(Dataset records begins)

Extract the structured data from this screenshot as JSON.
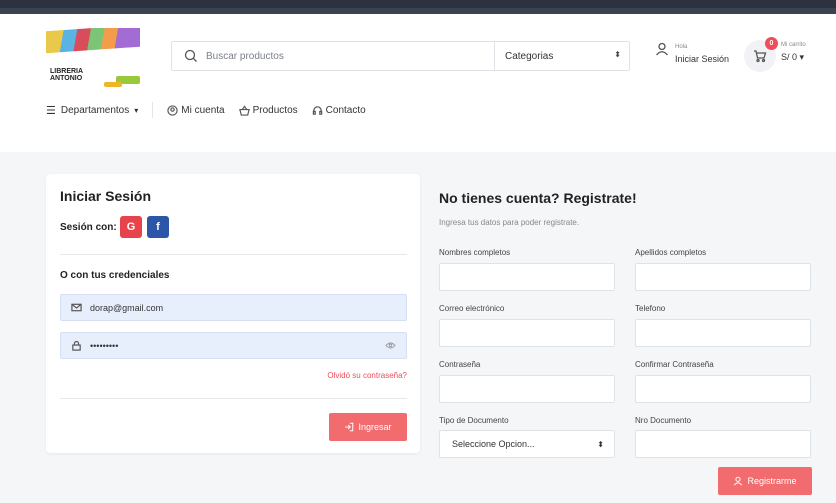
{
  "brand": {
    "line1": "LIBRERIA",
    "line2": "ANTONIO"
  },
  "search": {
    "placeholder": "Buscar productos",
    "category": "Categorias"
  },
  "account": {
    "greeting": "Hola",
    "login": "Iniciar Sesión"
  },
  "cart": {
    "label": "Mi carrito",
    "count": "0",
    "total": "S/ 0"
  },
  "nav": {
    "departments": "Departamentos",
    "account": "Mi cuenta",
    "products": "Productos",
    "contact": "Contacto"
  },
  "login_card": {
    "title": "Iniciar Sesión",
    "social_label": "Sesión con:",
    "google": "G",
    "facebook": "f",
    "credentials_label": "O con tus credenciales",
    "email_value": "dorap@gmail.com",
    "password_value": "•••••••••",
    "forgot": "Olvidó su contraseña?",
    "submit": "Ingresar"
  },
  "register": {
    "title": "No tienes cuenta? Registrate!",
    "subtitle": "Ingresa tus datos para poder registrate.",
    "labels": {
      "first_name": "Nombres completos",
      "last_name": "Apellidos completos",
      "email": "Correo electrónico",
      "phone": "Telefono",
      "password": "Contraseña",
      "confirm": "Confirmar Contraseña",
      "doc_type": "Tipo de Documento",
      "doc_number": "Nro Documento"
    },
    "doc_type_value": "Seleccione Opcion...",
    "submit": "Registrarme"
  },
  "colors": {
    "accent": "#f26c6f",
    "badge": "#ef4d5a",
    "google": "#e8434b",
    "facebook": "#2c57a8",
    "field_bg": "#e8effc"
  }
}
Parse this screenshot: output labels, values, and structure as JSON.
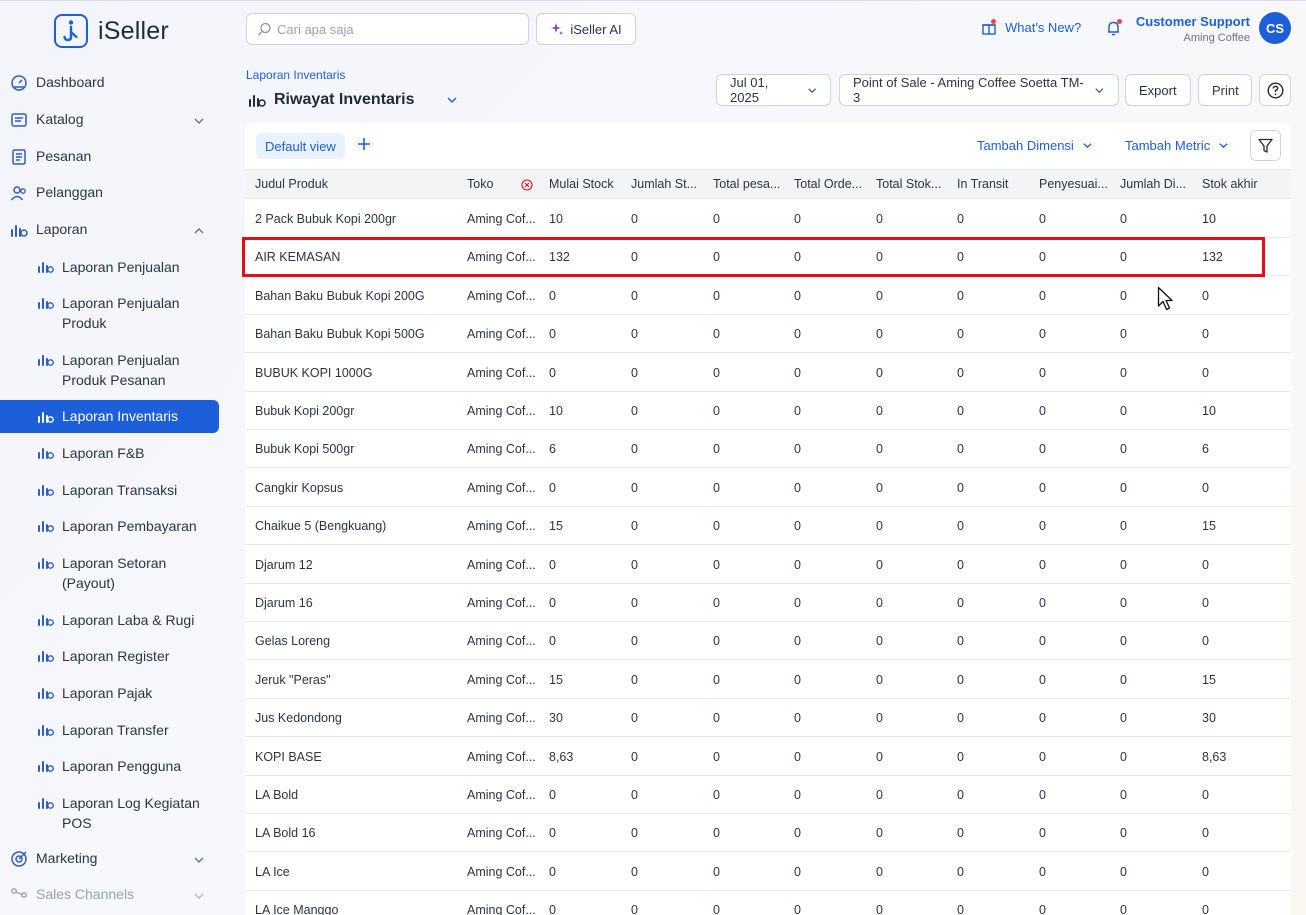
{
  "app": {
    "name": "iSeller"
  },
  "search": {
    "placeholder": "Cari apa saja"
  },
  "ai_button": "iSeller AI",
  "whats_new": "What's New?",
  "user": {
    "name": "Customer Support",
    "store": "Aming Coffee",
    "initials": "CS"
  },
  "nav": {
    "dashboard": "Dashboard",
    "katalog": "Katalog",
    "pesanan": "Pesanan",
    "pelanggan": "Pelanggan",
    "laporan": "Laporan",
    "marketing": "Marketing",
    "sales_channels": "Sales Channels",
    "reports": [
      "Laporan Penjualan",
      "Laporan Penjualan Produk",
      "Laporan Penjualan Produk Pesanan",
      "Laporan Inventaris",
      "Laporan F&B",
      "Laporan Transaksi",
      "Laporan Pembayaran",
      "Laporan Setoran (Payout)",
      "Laporan Laba & Rugi",
      "Laporan Register",
      "Laporan Pajak",
      "Laporan Transfer",
      "Laporan Pengguna",
      "Laporan Log Kegiatan POS"
    ]
  },
  "breadcrumb": "Laporan Inventaris",
  "page_title": "Riwayat Inventaris",
  "toolbar": {
    "date": "Jul 01, 2025",
    "outlet": "Point of Sale - Aming Coffee Soetta TM-3",
    "export": "Export",
    "print": "Print"
  },
  "view": {
    "default_view": "Default view",
    "add_dimension": "Tambah Dimensi",
    "add_metric": "Tambah Metric"
  },
  "columns": [
    "Judul Produk",
    "Toko",
    "Mulai Stock",
    "Jumlah St...",
    "Total pesa...",
    "Total Orde...",
    "Total Stok...",
    "In Transit",
    "Penyesuai...",
    "Jumlah Di...",
    "Stok akhir"
  ],
  "rows": [
    [
      "2 Pack Bubuk Kopi 200gr",
      "Aming Cof...",
      "10",
      "0",
      "0",
      "0",
      "0",
      "0",
      "0",
      "0",
      "10"
    ],
    [
      "AIR KEMASAN",
      "Aming Cof...",
      "132",
      "0",
      "0",
      "0",
      "0",
      "0",
      "0",
      "0",
      "132"
    ],
    [
      "Bahan Baku Bubuk Kopi 200G",
      "Aming Cof...",
      "0",
      "0",
      "0",
      "0",
      "0",
      "0",
      "0",
      "0",
      "0"
    ],
    [
      "Bahan Baku Bubuk Kopi 500G",
      "Aming Cof...",
      "0",
      "0",
      "0",
      "0",
      "0",
      "0",
      "0",
      "0",
      "0"
    ],
    [
      "BUBUK KOPI 1000G",
      "Aming Cof...",
      "0",
      "0",
      "0",
      "0",
      "0",
      "0",
      "0",
      "0",
      "0"
    ],
    [
      "Bubuk Kopi 200gr",
      "Aming Cof...",
      "10",
      "0",
      "0",
      "0",
      "0",
      "0",
      "0",
      "0",
      "10"
    ],
    [
      "Bubuk Kopi 500gr",
      "Aming Cof...",
      "6",
      "0",
      "0",
      "0",
      "0",
      "0",
      "0",
      "0",
      "6"
    ],
    [
      "Cangkir Kopsus",
      "Aming Cof...",
      "0",
      "0",
      "0",
      "0",
      "0",
      "0",
      "0",
      "0",
      "0"
    ],
    [
      "Chaikue 5 (Bengkuang)",
      "Aming Cof...",
      "15",
      "0",
      "0",
      "0",
      "0",
      "0",
      "0",
      "0",
      "15"
    ],
    [
      "Djarum 12",
      "Aming Cof...",
      "0",
      "0",
      "0",
      "0",
      "0",
      "0",
      "0",
      "0",
      "0"
    ],
    [
      "Djarum 16",
      "Aming Cof...",
      "0",
      "0",
      "0",
      "0",
      "0",
      "0",
      "0",
      "0",
      "0"
    ],
    [
      "Gelas Loreng",
      "Aming Cof...",
      "0",
      "0",
      "0",
      "0",
      "0",
      "0",
      "0",
      "0",
      "0"
    ],
    [
      "Jeruk \"Peras\"",
      "Aming Cof...",
      "15",
      "0",
      "0",
      "0",
      "0",
      "0",
      "0",
      "0",
      "15"
    ],
    [
      "Jus Kedondong",
      "Aming Cof...",
      "30",
      "0",
      "0",
      "0",
      "0",
      "0",
      "0",
      "0",
      "30"
    ],
    [
      "KOPI BASE",
      "Aming Cof...",
      "8,63",
      "0",
      "0",
      "0",
      "0",
      "0",
      "0",
      "0",
      "8,63"
    ],
    [
      "LA Bold",
      "Aming Cof...",
      "0",
      "0",
      "0",
      "0",
      "0",
      "0",
      "0",
      "0",
      "0"
    ],
    [
      "LA Bold 16",
      "Aming Cof...",
      "0",
      "0",
      "0",
      "0",
      "0",
      "0",
      "0",
      "0",
      "0"
    ],
    [
      "LA Ice",
      "Aming Cof...",
      "0",
      "0",
      "0",
      "0",
      "0",
      "0",
      "0",
      "0",
      "0"
    ],
    [
      "LA Ice Manggo",
      "Aming Cof...",
      "0",
      "0",
      "0",
      "0",
      "0",
      "0",
      "0",
      "0",
      "0"
    ]
  ]
}
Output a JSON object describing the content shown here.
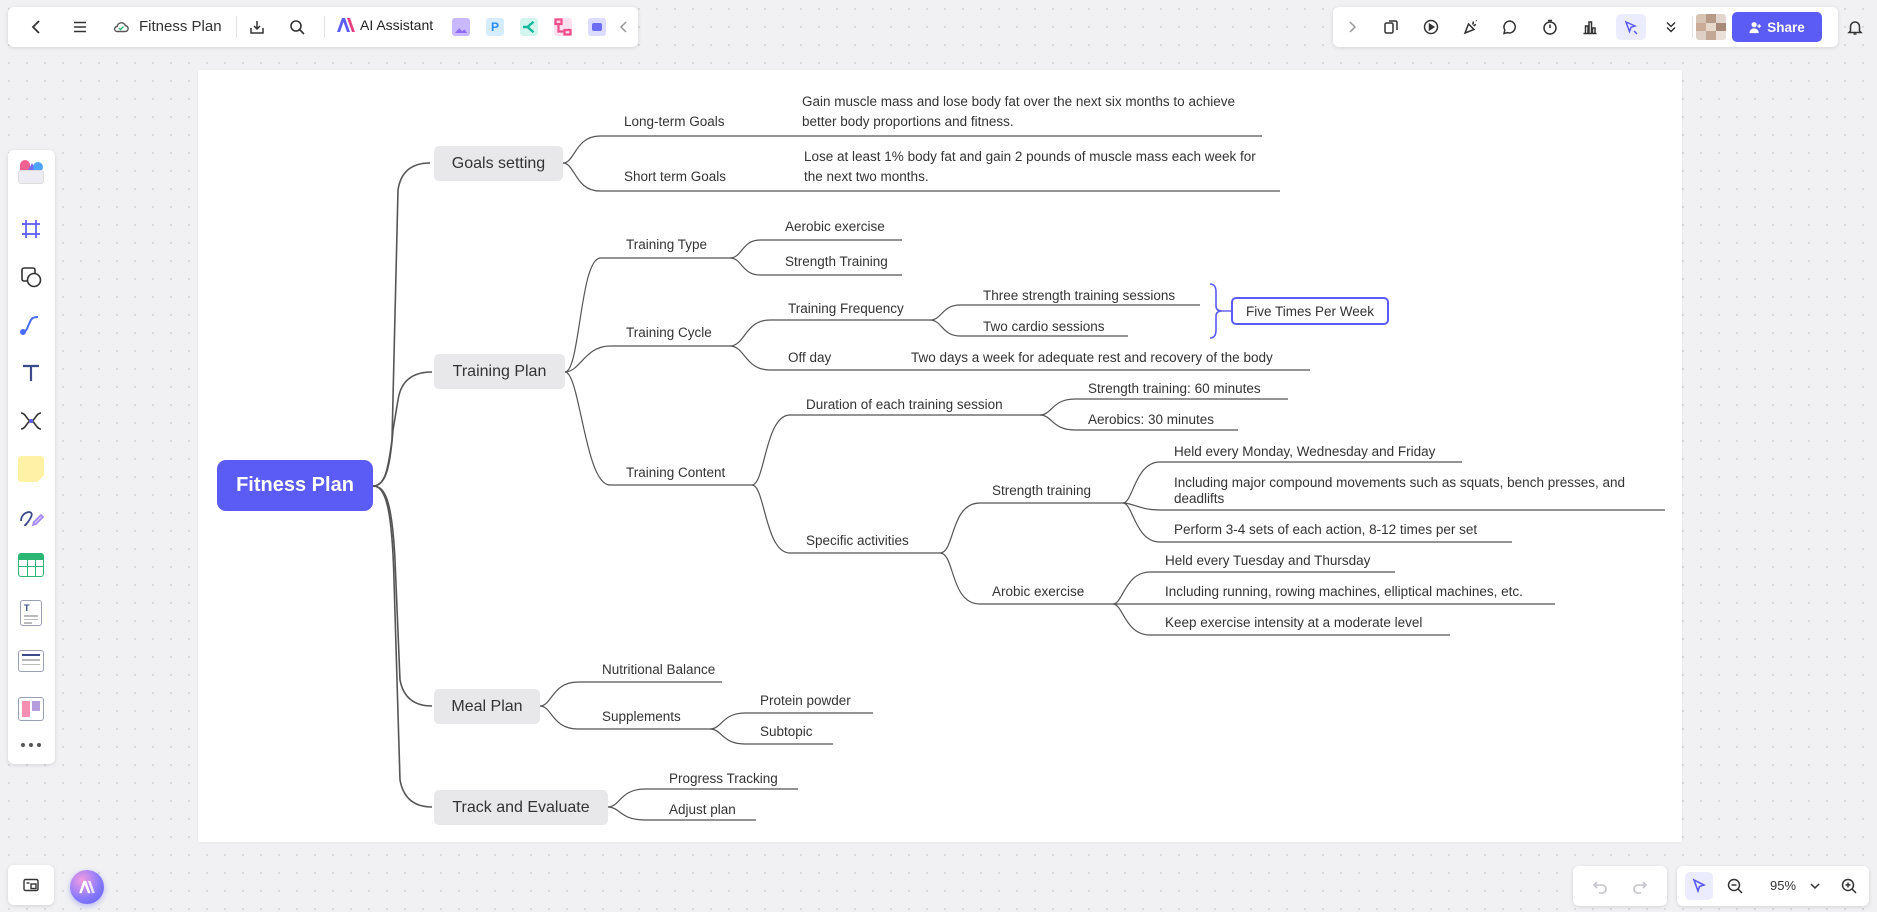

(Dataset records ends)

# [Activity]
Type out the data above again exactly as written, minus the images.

# [Output for this task]
Extract the structured data from this screenshot as JSON.
{
  "brand": {
    "line1": "LIBRERIA",
    "line2": "ANTONIO"
  },
  "search": {
    "placeholder": "Buscar productos",
    "category": "Categorias"
  },
  "account": {
    "greeting": "Hola",
    "login": "Iniciar Sesión"
  },
  "cart": {
    "label": "Mi carrito",
    "count": "0",
    "total": "S/ 0"
  },
  "nav": {
    "departments": "Departamentos",
    "account": "Mi cuenta",
    "products": "Productos",
    "contact": "Contacto"
  },
  "login_card": {
    "title": "Iniciar Sesión",
    "social_label": "Sesión con:",
    "google": "G",
    "facebook": "f",
    "credentials_label": "O con tus credenciales",
    "email_value": "dorap@gmail.com",
    "password_value": "•••••••••",
    "forgot": "Olvidó su contraseña?",
    "submit": "Ingresar"
  },
  "register": {
    "title": "No tienes cuenta? Registrate!",
    "subtitle": "Ingresa tus datos para poder registrate.",
    "labels": {
      "first_name": "Nombres completos",
      "last_name": "Apellidos completos",
      "email": "Correo electrónico",
      "phone": "Telefono",
      "password": "Contraseña",
      "confirm": "Confirmar Contraseña",
      "doc_type": "Tipo de Documento",
      "doc_number": "Nro Documento"
    },
    "doc_type_value": "Seleccione Opcion...",
    "submit": "Registrarme"
  },
  "colors": {
    "accent": "#f26c6f",
    "badge": "#ef4d5a",
    "google": "#e8434b",
    "facebook": "#2c57a8",
    "field_bg": "#e8effc"
  }
}
Parse this screenshot: output labels, values, and structure as JSON.
{
  "app": {
    "name": "iSeller"
  },
  "search": {
    "placeholder": "Cari apa saja"
  },
  "ai_button": "iSeller AI",
  "whats_new": "What's New?",
  "user": {
    "name": "Customer Support",
    "store": "Aming Coffee",
    "initials": "CS"
  },
  "nav": {
    "dashboard": "Dashboard",
    "katalog": "Katalog",
    "pesanan": "Pesanan",
    "pelanggan": "Pelanggan",
    "laporan": "Laporan",
    "marketing": "Marketing",
    "sales_channels": "Sales Channels",
    "reports": [
      "Laporan Penjualan",
      "Laporan Penjualan Produk",
      "Laporan Penjualan Produk Pesanan",
      "Laporan Inventaris",
      "Laporan F&B",
      "Laporan Transaksi",
      "Laporan Pembayaran",
      "Laporan Setoran (Payout)",
      "Laporan Laba & Rugi",
      "Laporan Register",
      "Laporan Pajak",
      "Laporan Transfer",
      "Laporan Pengguna",
      "Laporan Log Kegiatan POS"
    ]
  },
  "breadcrumb": "Laporan Inventaris",
  "page_title": "Riwayat Inventaris",
  "toolbar": {
    "date": "Jul 01, 2025",
    "outlet": "Point of Sale - Aming Coffee Soetta TM-3",
    "export": "Export",
    "print": "Print"
  },
  "view": {
    "default_view": "Default view",
    "add_dimension": "Tambah Dimensi",
    "add_metric": "Tambah Metric"
  },
  "columns": [
    "Judul Produk",
    "Toko",
    "Mulai Stock",
    "Jumlah St...",
    "Total pesa...",
    "Total Orde...",
    "Total Stok...",
    "In Transit",
    "Penyesuai...",
    "Jumlah Di...",
    "Stok akhir"
  ],
  "rows": [
    [
      "2 Pack Bubuk Kopi 200gr",
      "Aming Cof...",
      "10",
      "0",
      "0",
      "0",
      "0",
      "0",
      "0",
      "0",
      "10"
    ],
    [
      "AIR KEMASAN",
      "Aming Cof...",
      "132",
      "0",
      "0",
      "0",
      "0",
      "0",
      "0",
      "0",
      "132"
    ],
    [
      "Bahan Baku Bubuk Kopi 200G",
      "Aming Cof...",
      "0",
      "0",
      "0",
      "0",
      "0",
      "0",
      "0",
      "0",
      "0"
    ],
    [
      "Bahan Baku Bubuk Kopi 500G",
      "Aming Cof...",
      "0",
      "0",
      "0",
      "0",
      "0",
      "0",
      "0",
      "0",
      "0"
    ],
    [
      "BUBUK KOPI 1000G",
      "Aming Cof...",
      "0",
      "0",
      "0",
      "0",
      "0",
      "0",
      "0",
      "0",
      "0"
    ],
    [
      "Bubuk Kopi 200gr",
      "Aming Cof...",
      "10",
      "0",
      "0",
      "0",
      "0",
      "0",
      "0",
      "0",
      "10"
    ],
    [
      "Bubuk Kopi 500gr",
      "Aming Cof...",
      "6",
      "0",
      "0",
      "0",
      "0",
      "0",
      "0",
      "0",
      "6"
    ],
    [
      "Cangkir Kopsus",
      "Aming Cof...",
      "0",
      "0",
      "0",
      "0",
      "0",
      "0",
      "0",
      "0",
      "0"
    ],
    [
      "Chaikue 5 (Bengkuang)",
      "Aming Cof...",
      "15",
      "0",
      "0",
      "0",
      "0",
      "0",
      "0",
      "0",
      "15"
    ],
    [
      "Djarum 12",
      "Aming Cof...",
      "0",
      "0",
      "0",
      "0",
      "0",
      "0",
      "0",
      "0",
      "0"
    ],
    [
      "Djarum 16",
      "Aming Cof...",
      "0",
      "0",
      "0",
      "0",
      "0",
      "0",
      "0",
      "0",
      "0"
    ],
    [
      "Gelas Loreng",
      "Aming Cof...",
      "0",
      "0",
      "0",
      "0",
      "0",
      "0",
      "0",
      "0",
      "0"
    ],
    [
      "Jeruk \"Peras\"",
      "Aming Cof...",
      "15",
      "0",
      "0",
      "0",
      "0",
      "0",
      "0",
      "0",
      "15"
    ],
    [
      "Jus Kedondong",
      "Aming Cof...",
      "30",
      "0",
      "0",
      "0",
      "0",
      "0",
      "0",
      "0",
      "30"
    ],
    [
      "KOPI BASE",
      "Aming Cof...",
      "8,63",
      "0",
      "0",
      "0",
      "0",
      "0",
      "0",
      "0",
      "8,63"
    ],
    [
      "LA Bold",
      "Aming Cof...",
      "0",
      "0",
      "0",
      "0",
      "0",
      "0",
      "0",
      "0",
      "0"
    ],
    [
      "LA Bold 16",
      "Aming Cof...",
      "0",
      "0",
      "0",
      "0",
      "0",
      "0",
      "0",
      "0",
      "0"
    ],
    [
      "LA Ice",
      "Aming Cof...",
      "0",
      "0",
      "0",
      "0",
      "0",
      "0",
      "0",
      "0",
      "0"
    ],
    [
      "LA Ice Manggo",
      "Aming Cof...",
      "0",
      "0",
      "0",
      "0",
      "0",
      "0",
      "0",
      "0",
      "0"
    ]
  ]
}
Output a JSON object describing the content shown here.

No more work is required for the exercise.